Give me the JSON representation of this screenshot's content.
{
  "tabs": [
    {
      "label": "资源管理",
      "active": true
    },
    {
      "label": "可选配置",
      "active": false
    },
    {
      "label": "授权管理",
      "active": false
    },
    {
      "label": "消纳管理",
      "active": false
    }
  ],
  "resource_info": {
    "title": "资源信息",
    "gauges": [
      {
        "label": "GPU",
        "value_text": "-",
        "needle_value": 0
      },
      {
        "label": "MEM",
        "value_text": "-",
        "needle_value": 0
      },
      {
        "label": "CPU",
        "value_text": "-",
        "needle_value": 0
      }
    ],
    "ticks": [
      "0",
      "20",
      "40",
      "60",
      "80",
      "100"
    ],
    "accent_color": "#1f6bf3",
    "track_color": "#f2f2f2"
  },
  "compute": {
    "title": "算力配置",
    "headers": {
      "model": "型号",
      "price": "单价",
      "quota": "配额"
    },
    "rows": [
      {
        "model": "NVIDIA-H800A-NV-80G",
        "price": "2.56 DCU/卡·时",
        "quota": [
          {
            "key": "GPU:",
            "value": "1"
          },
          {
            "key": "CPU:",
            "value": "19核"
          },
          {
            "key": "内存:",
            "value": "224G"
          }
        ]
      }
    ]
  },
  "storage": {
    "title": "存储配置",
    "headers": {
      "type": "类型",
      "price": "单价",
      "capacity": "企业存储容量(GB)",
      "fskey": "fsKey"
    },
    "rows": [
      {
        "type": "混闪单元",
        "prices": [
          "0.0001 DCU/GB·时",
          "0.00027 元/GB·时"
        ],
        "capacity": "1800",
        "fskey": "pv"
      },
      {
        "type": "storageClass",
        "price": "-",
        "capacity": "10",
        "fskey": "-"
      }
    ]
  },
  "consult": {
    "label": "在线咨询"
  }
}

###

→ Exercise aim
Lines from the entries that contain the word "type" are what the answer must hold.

→ Written response
      "type": "类型",
        "type": "混闪单元",
        "type": "storageClass",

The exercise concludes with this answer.